Creating confidence in class and life
A growing number of institutions are proactively supporting at-risk groups such as first-generation students through programs that provide peer mentoring and extra advising.
At the University of Indianapolis, retention has increased by 13 percent among a group of at-risk students who have been encouraged to live on campus with the help of financial aid and institutional dollars, President Robert Manuel says.
These students also live in a suite with—or on the same floor as—a junior or senior who’s from a similar background and who serves as a mentor.
“It wipes the high school out of them more quickly,” Manuel says. “For a lot of students, the quicker they can take control over own decisions and understand the ramifications, the better they are able to progress through their degree.”
On the academic side, the university now considers itself a “three-term entity in two-year cycles,” Manuel says. Summer housing and tuition have been lowered to encourage students to get ahead or catch up. And advisors guide first-year students in plotting a vision for the first two years of their college education. The approach, initially for first-generation students, has been expanded to all students at the university.
Changing language of higher ed
Hiring bilingual student support staff is another way colleges are promoting student success.
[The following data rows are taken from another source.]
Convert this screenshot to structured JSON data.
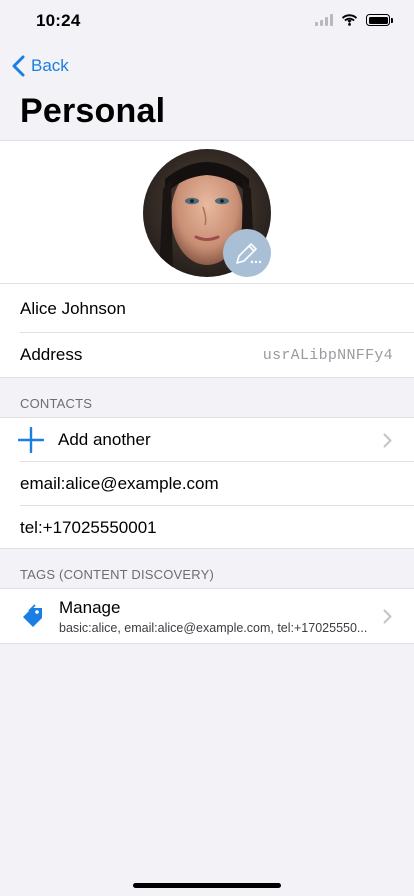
{
  "status_bar": {
    "time": "10:24"
  },
  "nav": {
    "back_label": "Back",
    "title": "Personal"
  },
  "profile": {
    "name": "Alice Johnson",
    "address_label": "Address",
    "address_value": "usrALibpNNFFy4"
  },
  "contacts": {
    "header": "CONTACTS",
    "add_label": "Add another",
    "items": [
      "email:alice@example.com",
      "tel:+17025550001"
    ]
  },
  "tags": {
    "header": "TAGS (CONTENT DISCOVERY)",
    "manage_label": "Manage",
    "summary": "basic:alice, email:alice@example.com, tel:+17025550..."
  },
  "colors": {
    "accent": "#1a7ee3",
    "background": "#f2f2f7",
    "edit_badge": "#a9bfd6"
  },
  "icons": [
    "wifi-icon",
    "battery-icon",
    "back-chevron-icon",
    "pencil-icon",
    "plus-icon",
    "chevron-right-icon",
    "tag-icon"
  ]
}
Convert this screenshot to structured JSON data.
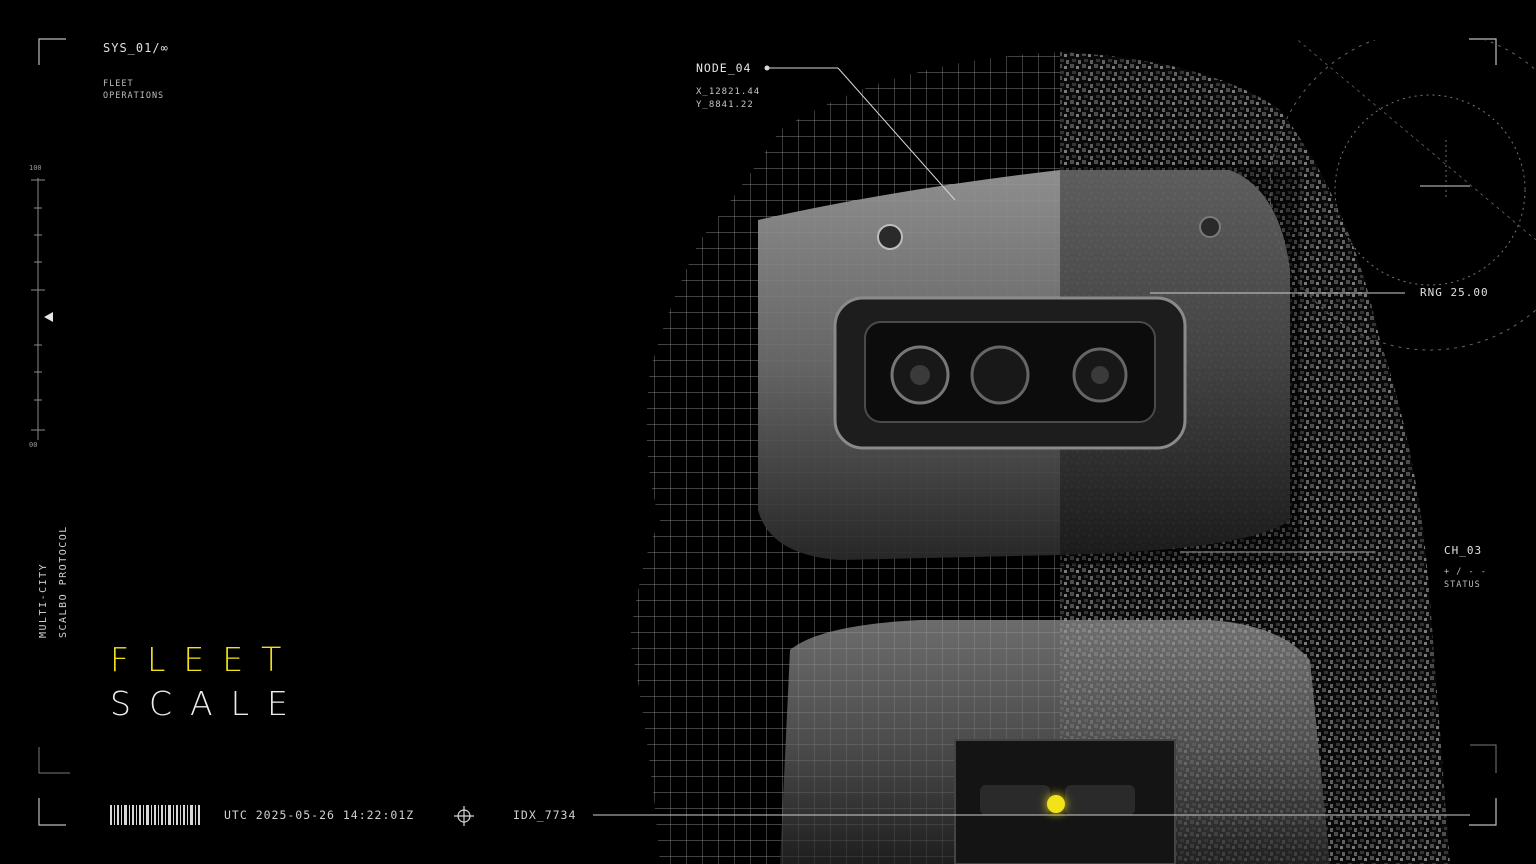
{
  "header": {
    "system_label": "SYS_01/∞",
    "section_lines": [
      "FLEET",
      "OPERATIONS"
    ]
  },
  "side": {
    "scale_top": "100",
    "scale_bottom": "00",
    "vertical_lines": [
      "MULTI-CITY",
      "SCALBO PROTOCOL"
    ]
  },
  "title": {
    "line1": "FLEET",
    "line2": "SCALE",
    "accent_color": "#f2e21a"
  },
  "footer": {
    "timestamp": "UTC 2025-05-26 14:22:01Z",
    "index": "IDX_7734",
    "barcode_icon": "barcode-icon",
    "target_icon": "crosshair-icon"
  },
  "callouts": {
    "node": {
      "label": "NODE_04",
      "coords": [
        "X_12821.44",
        "Y_8841.22"
      ]
    },
    "range": "RNG 25.00",
    "channel": {
      "label": "CH_03",
      "lines": [
        "+ / - -",
        "STATUS"
      ]
    }
  },
  "status_dot_color": "#f2e21a"
}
Georgian Court University in New Jersey, for example, has hired bilingual financial aid and admissions officers, says President Joseph Marbach.
The school, with an enrollment of 2,000, is expecting an increase in Latino students in the coming years. “We think the future is going to be that emphasis on mentoring, whether it’s a faculty member or administrator or staff, so the student feels linkage to the campus,” Marbach says.
Georgian Court also may add a dual Spanish/English track so students gain proficiency in both languages. This would prepare them for new jobs as translators and interpreters in health care, court systems and other industries.
Nourishing student identity
A focus on student well-being and personal contentment makes Keene State College’s new strategic plan stand out, says Anne Huot, president of the New Hampshire institution.
“To have something that really speaks to residential life and student life as a collegewide outcome, I think is relatively unique,” Huot says. “The single highest priority in our strategic plan is to create an integrated academic and co-curricular plan.”
First-year students spend their first Saturday in college doing community service, and are encouraged to continue doing so throughout the year though Keene’s volunteer office. Keene students spent more than 100,000 hours doing community service last year.
In addition, the university has added three positions to its counseling center over the last two years, Huot says. “Often, student retention has more to do with life than it does with academic progress,” Huot says.
Like Keene, more colleges and universities are focusing on student identity as a key part of success efforts, says Susan Albertine, vice president of the Office of Diversity, Equity and Student Success at the American Association of Colleges and Universities.
That could even mean not giving students complete freedom to choose whatever courses they like, but focusing, rather, on their “right to success.” This could entail directing a student toward a specific academic path or into a living/learning community where peers could act as mentors for areas of weakness.
“There’s a lot of interest in student identities in connection with interventions, and giving them choices that allow them to develop and understand themselves,” Albertine says.
Matt Zalaznick is UB’s senior associate editor.